- **Exercise instructions**:
Below are the records; reproduce all of them exactly but without any images.

- **Data for review**:

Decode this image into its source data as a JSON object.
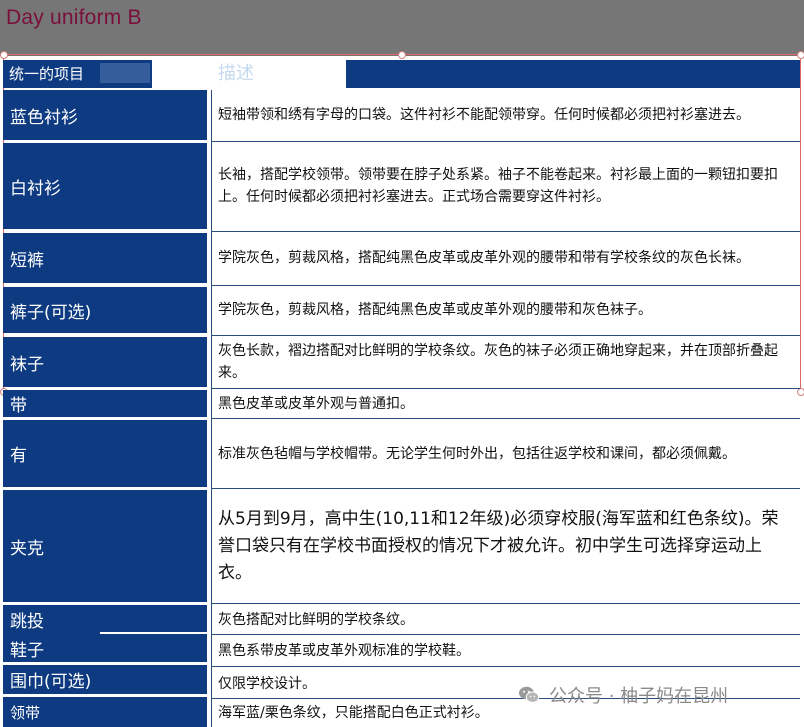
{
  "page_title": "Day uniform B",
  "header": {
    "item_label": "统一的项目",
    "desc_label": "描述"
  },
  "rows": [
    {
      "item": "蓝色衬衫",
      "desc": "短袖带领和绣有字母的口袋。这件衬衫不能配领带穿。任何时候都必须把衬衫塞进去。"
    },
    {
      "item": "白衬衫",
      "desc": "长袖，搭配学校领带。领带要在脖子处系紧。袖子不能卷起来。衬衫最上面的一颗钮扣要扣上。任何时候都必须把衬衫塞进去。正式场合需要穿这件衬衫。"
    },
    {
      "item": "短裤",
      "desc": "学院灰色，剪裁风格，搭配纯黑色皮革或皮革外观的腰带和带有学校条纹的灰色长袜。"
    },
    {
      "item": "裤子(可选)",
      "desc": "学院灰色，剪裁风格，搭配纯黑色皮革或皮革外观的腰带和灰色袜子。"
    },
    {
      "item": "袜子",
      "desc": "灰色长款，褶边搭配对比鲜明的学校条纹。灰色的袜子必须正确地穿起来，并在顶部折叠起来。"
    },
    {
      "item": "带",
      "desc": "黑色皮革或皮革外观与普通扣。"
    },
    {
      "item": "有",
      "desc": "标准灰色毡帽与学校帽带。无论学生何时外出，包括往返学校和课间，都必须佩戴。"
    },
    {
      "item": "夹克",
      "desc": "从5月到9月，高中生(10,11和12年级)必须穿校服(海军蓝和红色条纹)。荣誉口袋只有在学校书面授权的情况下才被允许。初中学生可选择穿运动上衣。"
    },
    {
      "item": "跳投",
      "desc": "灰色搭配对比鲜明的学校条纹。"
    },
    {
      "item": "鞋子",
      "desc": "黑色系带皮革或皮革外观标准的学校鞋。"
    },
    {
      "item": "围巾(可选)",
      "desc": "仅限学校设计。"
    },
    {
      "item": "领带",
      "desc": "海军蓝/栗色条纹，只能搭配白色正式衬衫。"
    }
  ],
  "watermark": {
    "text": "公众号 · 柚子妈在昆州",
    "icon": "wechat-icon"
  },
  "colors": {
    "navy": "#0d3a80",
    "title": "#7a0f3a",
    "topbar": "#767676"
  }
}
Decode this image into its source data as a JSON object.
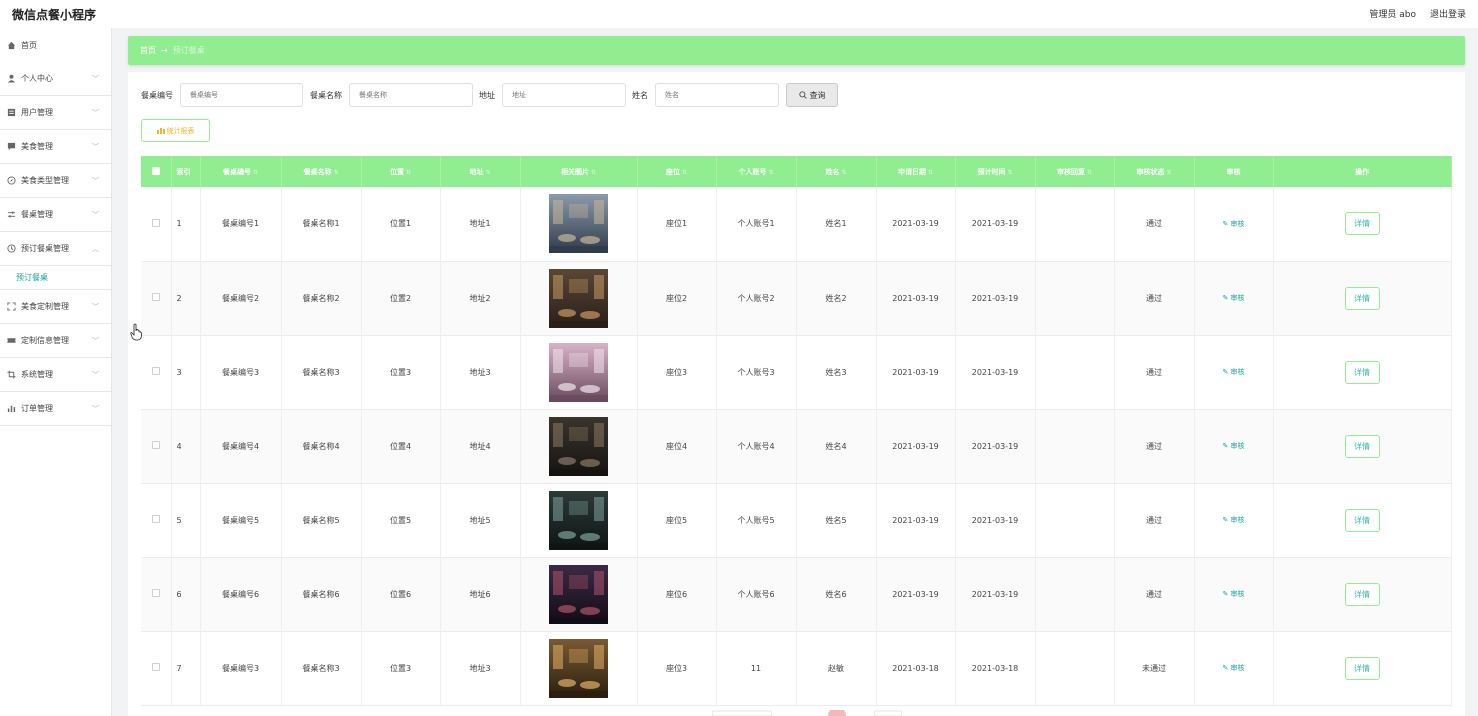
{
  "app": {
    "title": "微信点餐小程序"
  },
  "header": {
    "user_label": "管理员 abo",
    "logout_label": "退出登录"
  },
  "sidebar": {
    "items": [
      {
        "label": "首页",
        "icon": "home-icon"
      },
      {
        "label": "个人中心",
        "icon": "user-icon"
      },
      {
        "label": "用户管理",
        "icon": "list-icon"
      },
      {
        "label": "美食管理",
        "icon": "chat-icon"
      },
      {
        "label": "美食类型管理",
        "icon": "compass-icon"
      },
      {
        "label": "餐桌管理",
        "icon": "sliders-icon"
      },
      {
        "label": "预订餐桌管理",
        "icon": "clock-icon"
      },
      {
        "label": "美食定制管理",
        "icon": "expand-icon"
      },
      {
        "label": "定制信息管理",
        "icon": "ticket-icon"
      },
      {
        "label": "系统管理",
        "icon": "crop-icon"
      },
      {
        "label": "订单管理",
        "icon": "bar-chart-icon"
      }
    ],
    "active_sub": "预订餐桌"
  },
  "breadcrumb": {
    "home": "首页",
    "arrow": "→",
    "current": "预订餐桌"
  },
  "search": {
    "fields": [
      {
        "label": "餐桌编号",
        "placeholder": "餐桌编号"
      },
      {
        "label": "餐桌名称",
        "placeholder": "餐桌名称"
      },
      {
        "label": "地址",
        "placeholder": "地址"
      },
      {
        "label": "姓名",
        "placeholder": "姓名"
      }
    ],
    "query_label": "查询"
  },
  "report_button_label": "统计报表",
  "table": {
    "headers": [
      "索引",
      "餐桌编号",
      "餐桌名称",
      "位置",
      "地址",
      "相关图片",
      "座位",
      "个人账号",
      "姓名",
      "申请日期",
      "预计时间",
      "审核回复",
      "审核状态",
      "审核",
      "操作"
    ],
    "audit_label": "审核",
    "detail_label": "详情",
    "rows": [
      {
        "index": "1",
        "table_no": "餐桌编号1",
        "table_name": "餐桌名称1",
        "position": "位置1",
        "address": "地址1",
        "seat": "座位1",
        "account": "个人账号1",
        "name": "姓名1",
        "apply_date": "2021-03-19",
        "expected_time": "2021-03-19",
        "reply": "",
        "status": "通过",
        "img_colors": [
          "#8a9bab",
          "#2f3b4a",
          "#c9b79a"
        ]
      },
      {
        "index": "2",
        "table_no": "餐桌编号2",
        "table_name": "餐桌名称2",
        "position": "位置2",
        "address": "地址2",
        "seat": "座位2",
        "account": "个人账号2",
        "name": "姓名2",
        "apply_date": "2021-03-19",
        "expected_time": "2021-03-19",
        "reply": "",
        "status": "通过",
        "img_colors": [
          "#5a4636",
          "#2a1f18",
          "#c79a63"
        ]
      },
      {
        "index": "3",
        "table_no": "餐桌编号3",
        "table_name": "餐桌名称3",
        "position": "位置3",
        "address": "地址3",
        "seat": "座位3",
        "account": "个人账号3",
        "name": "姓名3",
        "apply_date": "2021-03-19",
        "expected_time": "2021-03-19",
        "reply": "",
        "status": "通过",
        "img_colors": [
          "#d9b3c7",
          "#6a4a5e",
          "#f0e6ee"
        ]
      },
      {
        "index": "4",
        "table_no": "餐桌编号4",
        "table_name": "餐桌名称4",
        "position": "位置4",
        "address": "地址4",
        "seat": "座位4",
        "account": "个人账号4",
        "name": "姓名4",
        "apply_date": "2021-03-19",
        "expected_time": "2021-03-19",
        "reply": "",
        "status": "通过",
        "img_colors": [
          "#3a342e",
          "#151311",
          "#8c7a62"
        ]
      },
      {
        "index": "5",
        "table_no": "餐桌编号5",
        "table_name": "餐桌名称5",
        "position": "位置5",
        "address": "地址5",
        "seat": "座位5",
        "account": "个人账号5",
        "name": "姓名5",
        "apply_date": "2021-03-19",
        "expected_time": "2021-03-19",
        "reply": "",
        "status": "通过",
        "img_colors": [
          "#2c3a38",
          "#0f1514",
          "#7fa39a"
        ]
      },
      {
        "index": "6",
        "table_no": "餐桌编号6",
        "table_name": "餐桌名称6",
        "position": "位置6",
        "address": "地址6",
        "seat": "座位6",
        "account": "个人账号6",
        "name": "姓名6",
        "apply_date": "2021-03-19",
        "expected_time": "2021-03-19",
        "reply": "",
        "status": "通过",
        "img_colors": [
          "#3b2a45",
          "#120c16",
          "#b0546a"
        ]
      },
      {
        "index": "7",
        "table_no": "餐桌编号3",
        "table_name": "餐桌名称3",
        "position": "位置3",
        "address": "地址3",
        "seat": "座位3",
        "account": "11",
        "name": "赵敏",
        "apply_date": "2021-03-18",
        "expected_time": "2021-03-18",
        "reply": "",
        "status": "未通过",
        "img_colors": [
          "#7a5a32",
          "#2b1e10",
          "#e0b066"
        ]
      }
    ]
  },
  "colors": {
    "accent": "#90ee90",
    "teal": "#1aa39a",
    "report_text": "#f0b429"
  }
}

- **Final answer**:
Decode this image into its source data as a JSON object.
{
  "page_title": "Day uniform B",
  "header": {
    "item_label": "统一的项目",
    "desc_label": "描述"
  },
  "rows": [
    {
      "item": "蓝色衬衫",
      "desc": "短袖带领和绣有字母的口袋。这件衬衫不能配领带穿。任何时候都必须把衬衫塞进去。"
    },
    {
      "item": "白衬衫",
      "desc": "长袖，搭配学校领带。领带要在脖子处系紧。袖子不能卷起来。衬衫最上面的一颗钮扣要扣上。任何时候都必须把衬衫塞进去。正式场合需要穿这件衬衫。"
    },
    {
      "item": "短裤",
      "desc": "学院灰色，剪裁风格，搭配纯黑色皮革或皮革外观的腰带和带有学校条纹的灰色长袜。"
    },
    {
      "item": "裤子(可选)",
      "desc": "学院灰色，剪裁风格，搭配纯黑色皮革或皮革外观的腰带和灰色袜子。"
    },
    {
      "item": "袜子",
      "desc": "灰色长款，褶边搭配对比鲜明的学校条纹。灰色的袜子必须正确地穿起来，并在顶部折叠起来。"
    },
    {
      "item": "带",
      "desc": "黑色皮革或皮革外观与普通扣。"
    },
    {
      "item": "有",
      "desc": "标准灰色毡帽与学校帽带。无论学生何时外出，包括往返学校和课间，都必须佩戴。"
    },
    {
      "item": "夹克",
      "desc": "从5月到9月，高中生(10,11和12年级)必须穿校服(海军蓝和红色条纹)。荣誉口袋只有在学校书面授权的情况下才被允许。初中学生可选择穿运动上衣。"
    },
    {
      "item": "跳投",
      "desc": "灰色搭配对比鲜明的学校条纹。"
    },
    {
      "item": "鞋子",
      "desc": "黑色系带皮革或皮革外观标准的学校鞋。"
    },
    {
      "item": "围巾(可选)",
      "desc": "仅限学校设计。"
    },
    {
      "item": "领带",
      "desc": "海军蓝/栗色条纹，只能搭配白色正式衬衫。"
    }
  ],
  "watermark": {
    "text": "公众号 · 柚子妈在昆州",
    "icon": "wechat-icon"
  },
  "colors": {
    "navy": "#0d3a80",
    "title": "#7a0f3a",
    "topbar": "#767676"
  }
}
Decode this image into its source data as a JSON object.
{
  "app": {
    "title": "微信点餐小程序"
  },
  "header": {
    "user_label": "管理员 abo",
    "logout_label": "退出登录"
  },
  "sidebar": {
    "items": [
      {
        "label": "首页",
        "icon": "home-icon"
      },
      {
        "label": "个人中心",
        "icon": "user-icon"
      },
      {
        "label": "用户管理",
        "icon": "list-icon"
      },
      {
        "label": "美食管理",
        "icon": "chat-icon"
      },
      {
        "label": "美食类型管理",
        "icon": "compass-icon"
      },
      {
        "label": "餐桌管理",
        "icon": "sliders-icon"
      },
      {
        "label": "预订餐桌管理",
        "icon": "clock-icon"
      },
      {
        "label": "美食定制管理",
        "icon": "expand-icon"
      },
      {
        "label": "定制信息管理",
        "icon": "ticket-icon"
      },
      {
        "label": "系统管理",
        "icon": "crop-icon"
      },
      {
        "label": "订单管理",
        "icon": "bar-chart-icon"
      }
    ],
    "active_sub": "预订餐桌"
  },
  "breadcrumb": {
    "home": "首页",
    "arrow": "→",
    "current": "预订餐桌"
  },
  "search": {
    "fields": [
      {
        "label": "餐桌编号",
        "placeholder": "餐桌编号"
      },
      {
        "label": "餐桌名称",
        "placeholder": "餐桌名称"
      },
      {
        "label": "地址",
        "placeholder": "地址"
      },
      {
        "label": "姓名",
        "placeholder": "姓名"
      }
    ],
    "query_label": "查询"
  },
  "report_button_label": "统计报表",
  "table": {
    "headers": [
      "索引",
      "餐桌编号",
      "餐桌名称",
      "位置",
      "地址",
      "相关图片",
      "座位",
      "个人账号",
      "姓名",
      "申请日期",
      "预计时间",
      "审核回复",
      "审核状态",
      "审核",
      "操作"
    ],
    "audit_label": "审核",
    "detail_label": "详情",
    "rows": [
      {
        "index": "1",
        "table_no": "餐桌编号1",
        "table_name": "餐桌名称1",
        "position": "位置1",
        "address": "地址1",
        "seat": "座位1",
        "account": "个人账号1",
        "name": "姓名1",
        "apply_date": "2021-03-19",
        "expected_time": "2021-03-19",
        "reply": "",
        "status": "通过",
        "img_colors": [
          "#8a9bab",
          "#2f3b4a",
          "#c9b79a"
        ]
      },
      {
        "index": "2",
        "table_no": "餐桌编号2",
        "table_name": "餐桌名称2",
        "position": "位置2",
        "address": "地址2",
        "seat": "座位2",
        "account": "个人账号2",
        "name": "姓名2",
        "apply_date": "2021-03-19",
        "expected_time": "2021-03-19",
        "reply": "",
        "status": "通过",
        "img_colors": [
          "#5a4636",
          "#2a1f18",
          "#c79a63"
        ]
      },
      {
        "index": "3",
        "table_no": "餐桌编号3",
        "table_name": "餐桌名称3",
        "position": "位置3",
        "address": "地址3",
        "seat": "座位3",
        "account": "个人账号3",
        "name": "姓名3",
        "apply_date": "2021-03-19",
        "expected_time": "2021-03-19",
        "reply": "",
        "status": "通过",
        "img_colors": [
          "#d9b3c7",
          "#6a4a5e",
          "#f0e6ee"
        ]
      },
      {
        "index": "4",
        "table_no": "餐桌编号4",
        "table_name": "餐桌名称4",
        "position": "位置4",
        "address": "地址4",
        "seat": "座位4",
        "account": "个人账号4",
        "name": "姓名4",
        "apply_date": "2021-03-19",
        "expected_time": "2021-03-19",
        "reply": "",
        "status": "通过",
        "img_colors": [
          "#3a342e",
          "#151311",
          "#8c7a62"
        ]
      },
      {
        "index": "5",
        "table_no": "餐桌编号5",
        "table_name": "餐桌名称5",
        "position": "位置5",
        "address": "地址5",
        "seat": "座位5",
        "account": "个人账号5",
        "name": "姓名5",
        "apply_date": "2021-03-19",
        "expected_time": "2021-03-19",
        "reply": "",
        "status": "通过",
        "img_colors": [
          "#2c3a38",
          "#0f1514",
          "#7fa39a"
        ]
      },
      {
        "index": "6",
        "table_no": "餐桌编号6",
        "table_name": "餐桌名称6",
        "position": "位置6",
        "address": "地址6",
        "seat": "座位6",
        "account": "个人账号6",
        "name": "姓名6",
        "apply_date": "2021-03-19",
        "expected_time": "2021-03-19",
        "reply": "",
        "status": "通过",
        "img_colors": [
          "#3b2a45",
          "#120c16",
          "#b0546a"
        ]
      },
      {
        "index": "7",
        "table_no": "餐桌编号3",
        "table_name": "餐桌名称3",
        "position": "位置3",
        "address": "地址3",
        "seat": "座位3",
        "account": "11",
        "name": "赵敏",
        "apply_date": "2021-03-18",
        "expected_time": "2021-03-18",
        "reply": "",
        "status": "未通过",
        "img_colors": [
          "#7a5a32",
          "#2b1e10",
          "#e0b066"
        ]
      }
    ]
  },
  "colors": {
    "accent": "#90ee90",
    "teal": "#1aa39a",
    "report_text": "#f0b429"
  }
}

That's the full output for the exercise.